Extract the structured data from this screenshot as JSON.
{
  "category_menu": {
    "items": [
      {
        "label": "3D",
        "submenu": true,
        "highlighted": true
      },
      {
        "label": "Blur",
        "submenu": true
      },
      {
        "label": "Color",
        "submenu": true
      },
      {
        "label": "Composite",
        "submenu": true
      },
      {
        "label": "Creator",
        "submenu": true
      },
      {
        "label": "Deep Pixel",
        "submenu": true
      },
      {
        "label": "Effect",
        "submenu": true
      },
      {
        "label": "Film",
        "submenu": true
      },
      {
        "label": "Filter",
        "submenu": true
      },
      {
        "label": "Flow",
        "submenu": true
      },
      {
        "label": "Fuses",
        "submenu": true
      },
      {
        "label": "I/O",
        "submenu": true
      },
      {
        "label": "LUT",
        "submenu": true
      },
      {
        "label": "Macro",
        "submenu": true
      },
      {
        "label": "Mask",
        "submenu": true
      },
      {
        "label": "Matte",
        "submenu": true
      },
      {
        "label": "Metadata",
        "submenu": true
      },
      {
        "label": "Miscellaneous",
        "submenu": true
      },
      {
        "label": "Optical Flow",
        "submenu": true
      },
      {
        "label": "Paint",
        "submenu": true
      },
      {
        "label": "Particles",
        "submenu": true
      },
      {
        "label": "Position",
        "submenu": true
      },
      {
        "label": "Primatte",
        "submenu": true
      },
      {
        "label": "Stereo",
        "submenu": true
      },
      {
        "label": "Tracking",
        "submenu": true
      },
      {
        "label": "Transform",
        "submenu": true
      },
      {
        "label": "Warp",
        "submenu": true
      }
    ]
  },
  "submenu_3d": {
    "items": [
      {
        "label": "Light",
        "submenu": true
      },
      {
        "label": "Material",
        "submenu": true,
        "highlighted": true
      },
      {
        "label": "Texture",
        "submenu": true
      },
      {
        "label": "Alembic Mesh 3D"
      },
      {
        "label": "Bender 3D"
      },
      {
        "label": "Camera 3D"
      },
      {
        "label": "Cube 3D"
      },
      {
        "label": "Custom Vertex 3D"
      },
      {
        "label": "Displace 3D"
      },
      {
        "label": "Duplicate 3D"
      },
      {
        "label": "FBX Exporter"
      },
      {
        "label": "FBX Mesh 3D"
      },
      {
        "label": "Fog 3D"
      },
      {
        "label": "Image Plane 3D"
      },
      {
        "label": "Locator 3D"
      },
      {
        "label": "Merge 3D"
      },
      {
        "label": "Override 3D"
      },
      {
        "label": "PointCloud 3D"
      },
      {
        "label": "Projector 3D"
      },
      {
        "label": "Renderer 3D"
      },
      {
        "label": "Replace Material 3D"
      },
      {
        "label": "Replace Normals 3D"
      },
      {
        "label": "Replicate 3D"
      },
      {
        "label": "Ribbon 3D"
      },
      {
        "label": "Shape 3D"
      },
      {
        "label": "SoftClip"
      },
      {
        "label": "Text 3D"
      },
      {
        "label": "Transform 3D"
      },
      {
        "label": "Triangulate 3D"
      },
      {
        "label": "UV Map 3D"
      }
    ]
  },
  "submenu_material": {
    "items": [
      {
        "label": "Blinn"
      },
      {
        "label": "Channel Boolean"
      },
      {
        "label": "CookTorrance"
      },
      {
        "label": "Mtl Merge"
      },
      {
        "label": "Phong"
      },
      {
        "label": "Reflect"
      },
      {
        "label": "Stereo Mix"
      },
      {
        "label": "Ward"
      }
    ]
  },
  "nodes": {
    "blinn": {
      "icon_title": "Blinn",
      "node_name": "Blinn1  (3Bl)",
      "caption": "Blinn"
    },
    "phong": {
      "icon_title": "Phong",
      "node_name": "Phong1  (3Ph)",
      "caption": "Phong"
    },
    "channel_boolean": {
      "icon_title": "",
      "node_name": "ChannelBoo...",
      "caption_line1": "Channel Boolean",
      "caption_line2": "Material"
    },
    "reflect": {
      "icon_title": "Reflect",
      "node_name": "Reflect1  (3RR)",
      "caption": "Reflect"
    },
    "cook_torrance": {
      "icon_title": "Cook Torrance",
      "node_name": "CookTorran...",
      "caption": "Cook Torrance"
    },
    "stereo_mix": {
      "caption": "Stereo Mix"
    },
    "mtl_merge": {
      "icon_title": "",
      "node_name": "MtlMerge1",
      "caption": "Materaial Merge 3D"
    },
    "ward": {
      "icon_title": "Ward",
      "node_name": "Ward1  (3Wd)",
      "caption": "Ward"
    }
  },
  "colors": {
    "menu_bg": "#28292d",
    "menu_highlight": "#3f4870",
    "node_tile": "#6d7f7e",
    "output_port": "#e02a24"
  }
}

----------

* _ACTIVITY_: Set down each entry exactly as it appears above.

* _RESULT BELOW_:
Extract the structured data from this screenshot as JSON.
{
  "category_menu": {
    "items": [
      {
        "label": "3D",
        "submenu": true,
        "highlighted": true
      },
      {
        "label": "Blur",
        "submenu": true
      },
      {
        "label": "Color",
        "submenu": true
      },
      {
        "label": "Composite",
        "submenu": true
      },
      {
        "label": "Creator",
        "submenu": true
      },
      {
        "label": "Deep Pixel",
        "submenu": true
      },
      {
        "label": "Effect",
        "submenu": true
      },
      {
        "label": "Film",
        "submenu": true
      },
      {
        "label": "Filter",
        "submenu": true
      },
      {
        "label": "Flow",
        "submenu": true
      },
      {
        "label": "Fuses",
        "submenu": true
      },
      {
        "label": "I/O",
        "submenu": true
      },
      {
        "label": "LUT",
        "submenu": true
      },
      {
        "label": "Macro",
        "submenu": true
      },
      {
        "label": "Mask",
        "submenu": true
      },
      {
        "label": "Matte",
        "submenu": true
      },
      {
        "label": "Metadata",
        "submenu": true
      },
      {
        "label": "Miscellaneous",
        "submenu": true
      },
      {
        "label": "Optical Flow",
        "submenu": true
      },
      {
        "label": "Paint",
        "submenu": true
      },
      {
        "label": "Particles",
        "submenu": true
      },
      {
        "label": "Position",
        "submenu": true
      },
      {
        "label": "Primatte",
        "submenu": true
      },
      {
        "label": "Stereo",
        "submenu": true
      },
      {
        "label": "Tracking",
        "submenu": true
      },
      {
        "label": "Transform",
        "submenu": true
      },
      {
        "label": "Warp",
        "submenu": true
      }
    ]
  },
  "submenu_3d": {
    "items": [
      {
        "label": "Light",
        "submenu": true
      },
      {
        "label": "Material",
        "submenu": true,
        "highlighted": true
      },
      {
        "label": "Texture",
        "submenu": true
      },
      {
        "label": "Alembic Mesh 3D"
      },
      {
        "label": "Bender 3D"
      },
      {
        "label": "Camera 3D"
      },
      {
        "label": "Cube 3D"
      },
      {
        "label": "Custom Vertex 3D"
      },
      {
        "label": "Displace 3D"
      },
      {
        "label": "Duplicate 3D"
      },
      {
        "label": "FBX Exporter"
      },
      {
        "label": "FBX Mesh 3D"
      },
      {
        "label": "Fog 3D"
      },
      {
        "label": "Image Plane 3D"
      },
      {
        "label": "Locator 3D"
      },
      {
        "label": "Merge 3D"
      },
      {
        "label": "Override 3D"
      },
      {
        "label": "PointCloud 3D"
      },
      {
        "label": "Projector 3D"
      },
      {
        "label": "Renderer 3D"
      },
      {
        "label": "Replace Material 3D"
      },
      {
        "label": "Replace Normals 3D"
      },
      {
        "label": "Replicate 3D"
      },
      {
        "label": "Ribbon 3D"
      },
      {
        "label": "Shape 3D"
      },
      {
        "label": "SoftClip"
      },
      {
        "label": "Text 3D"
      },
      {
        "label": "Transform 3D"
      },
      {
        "label": "Triangulate 3D"
      },
      {
        "label": "UV Map 3D"
      }
    ]
  },
  "submenu_material": {
    "items": [
      {
        "label": "Blinn"
      },
      {
        "label": "Channel Boolean"
      },
      {
        "label": "CookTorrance"
      },
      {
        "label": "Mtl Merge"
      },
      {
        "label": "Phong"
      },
      {
        "label": "Reflect"
      },
      {
        "label": "Stereo Mix"
      },
      {
        "label": "Ward"
      }
    ]
  },
  "nodes": {
    "blinn": {
      "icon_title": "Blinn",
      "node_name": "Blinn1  (3Bl)",
      "caption": "Blinn"
    },
    "phong": {
      "icon_title": "Phong",
      "node_name": "Phong1  (3Ph)",
      "caption": "Phong"
    },
    "channel_boolean": {
      "icon_title": "",
      "node_name": "ChannelBoo...",
      "caption_line1": "Channel Boolean",
      "caption_line2": "Material"
    },
    "reflect": {
      "icon_title": "Reflect",
      "node_name": "Reflect1  (3RR)",
      "caption": "Reflect"
    },
    "cook_torrance": {
      "icon_title": "Cook Torrance",
      "node_name": "CookTorran...",
      "caption": "Cook Torrance"
    },
    "stereo_mix": {
      "caption": "Stereo Mix"
    },
    "mtl_merge": {
      "icon_title": "",
      "node_name": "MtlMerge1",
      "caption": "Materaial Merge 3D"
    },
    "ward": {
      "icon_title": "Ward",
      "node_name": "Ward1  (3Wd)",
      "caption": "Ward"
    }
  },
  "colors": {
    "menu_bg": "#28292d",
    "menu_highlight": "#3f4870",
    "node_tile": "#6d7f7e",
    "output_port": "#e02a24"
  }
}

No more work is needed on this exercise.